**Source data**
....

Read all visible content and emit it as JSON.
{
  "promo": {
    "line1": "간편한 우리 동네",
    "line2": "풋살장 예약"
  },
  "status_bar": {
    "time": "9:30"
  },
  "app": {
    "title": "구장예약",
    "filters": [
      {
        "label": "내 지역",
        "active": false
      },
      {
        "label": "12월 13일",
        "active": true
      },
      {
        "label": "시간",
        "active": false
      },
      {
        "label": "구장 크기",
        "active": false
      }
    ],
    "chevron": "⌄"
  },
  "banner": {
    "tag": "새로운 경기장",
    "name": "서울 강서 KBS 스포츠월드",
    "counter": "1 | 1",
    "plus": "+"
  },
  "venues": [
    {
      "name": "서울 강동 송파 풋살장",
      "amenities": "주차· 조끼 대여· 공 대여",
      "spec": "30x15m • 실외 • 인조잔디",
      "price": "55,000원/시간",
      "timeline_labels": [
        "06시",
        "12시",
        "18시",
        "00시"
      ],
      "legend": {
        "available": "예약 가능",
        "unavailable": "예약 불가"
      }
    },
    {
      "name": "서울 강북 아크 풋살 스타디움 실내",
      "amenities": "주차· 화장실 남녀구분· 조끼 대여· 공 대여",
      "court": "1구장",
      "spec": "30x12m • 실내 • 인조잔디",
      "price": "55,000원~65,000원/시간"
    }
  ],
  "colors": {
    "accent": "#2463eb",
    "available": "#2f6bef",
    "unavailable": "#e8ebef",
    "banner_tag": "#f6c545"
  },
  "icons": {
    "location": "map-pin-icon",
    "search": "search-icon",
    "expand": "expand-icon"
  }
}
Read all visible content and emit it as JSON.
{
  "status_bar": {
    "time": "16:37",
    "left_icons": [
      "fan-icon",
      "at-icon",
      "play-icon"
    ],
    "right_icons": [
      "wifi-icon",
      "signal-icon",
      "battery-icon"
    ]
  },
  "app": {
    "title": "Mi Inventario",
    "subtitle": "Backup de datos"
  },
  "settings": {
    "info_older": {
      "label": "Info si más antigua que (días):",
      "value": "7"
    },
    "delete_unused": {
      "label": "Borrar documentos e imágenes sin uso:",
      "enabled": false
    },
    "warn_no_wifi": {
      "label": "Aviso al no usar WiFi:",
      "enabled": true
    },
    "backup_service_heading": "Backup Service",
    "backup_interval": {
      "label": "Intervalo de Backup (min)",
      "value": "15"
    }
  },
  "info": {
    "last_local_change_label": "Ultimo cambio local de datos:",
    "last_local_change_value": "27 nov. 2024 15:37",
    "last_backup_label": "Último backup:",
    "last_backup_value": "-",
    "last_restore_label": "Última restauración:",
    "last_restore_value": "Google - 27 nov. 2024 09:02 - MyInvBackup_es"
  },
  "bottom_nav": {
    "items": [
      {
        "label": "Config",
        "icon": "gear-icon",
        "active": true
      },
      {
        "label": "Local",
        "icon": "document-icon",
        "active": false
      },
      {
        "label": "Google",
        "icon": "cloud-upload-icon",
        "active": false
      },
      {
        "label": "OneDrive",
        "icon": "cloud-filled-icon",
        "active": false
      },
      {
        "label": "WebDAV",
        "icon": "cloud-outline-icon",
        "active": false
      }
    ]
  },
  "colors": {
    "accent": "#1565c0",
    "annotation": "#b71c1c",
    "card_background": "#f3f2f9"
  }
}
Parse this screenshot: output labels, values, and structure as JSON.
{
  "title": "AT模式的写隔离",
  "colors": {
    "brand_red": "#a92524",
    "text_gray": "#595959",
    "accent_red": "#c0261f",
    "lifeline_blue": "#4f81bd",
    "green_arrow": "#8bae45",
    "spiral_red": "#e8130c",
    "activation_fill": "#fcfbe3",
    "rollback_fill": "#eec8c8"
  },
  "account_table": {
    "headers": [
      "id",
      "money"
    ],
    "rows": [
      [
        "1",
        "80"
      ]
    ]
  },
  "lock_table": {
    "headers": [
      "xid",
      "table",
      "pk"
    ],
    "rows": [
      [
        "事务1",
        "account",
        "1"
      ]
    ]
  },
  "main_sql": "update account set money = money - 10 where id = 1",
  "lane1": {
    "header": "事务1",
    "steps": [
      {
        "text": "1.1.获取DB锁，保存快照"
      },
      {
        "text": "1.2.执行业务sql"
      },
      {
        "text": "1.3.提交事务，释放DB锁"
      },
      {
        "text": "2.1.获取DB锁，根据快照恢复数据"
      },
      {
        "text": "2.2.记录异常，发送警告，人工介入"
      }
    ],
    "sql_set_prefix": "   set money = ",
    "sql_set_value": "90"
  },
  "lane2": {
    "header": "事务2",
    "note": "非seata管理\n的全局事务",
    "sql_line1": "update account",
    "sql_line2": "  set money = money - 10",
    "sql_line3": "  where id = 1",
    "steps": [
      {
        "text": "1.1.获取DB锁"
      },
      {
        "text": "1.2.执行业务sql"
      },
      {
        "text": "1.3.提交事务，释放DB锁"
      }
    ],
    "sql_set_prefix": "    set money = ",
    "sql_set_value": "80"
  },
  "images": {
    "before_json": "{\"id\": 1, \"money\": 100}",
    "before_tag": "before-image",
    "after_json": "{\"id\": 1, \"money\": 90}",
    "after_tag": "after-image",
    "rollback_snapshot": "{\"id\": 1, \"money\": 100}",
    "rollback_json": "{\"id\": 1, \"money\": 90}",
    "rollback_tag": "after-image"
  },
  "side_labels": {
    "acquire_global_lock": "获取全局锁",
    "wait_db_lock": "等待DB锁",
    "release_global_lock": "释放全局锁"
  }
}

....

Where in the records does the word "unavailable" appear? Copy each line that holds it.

**Completed exercise**
        "unavailable": "예약 불가"
    "unavailable": "#e8ebef",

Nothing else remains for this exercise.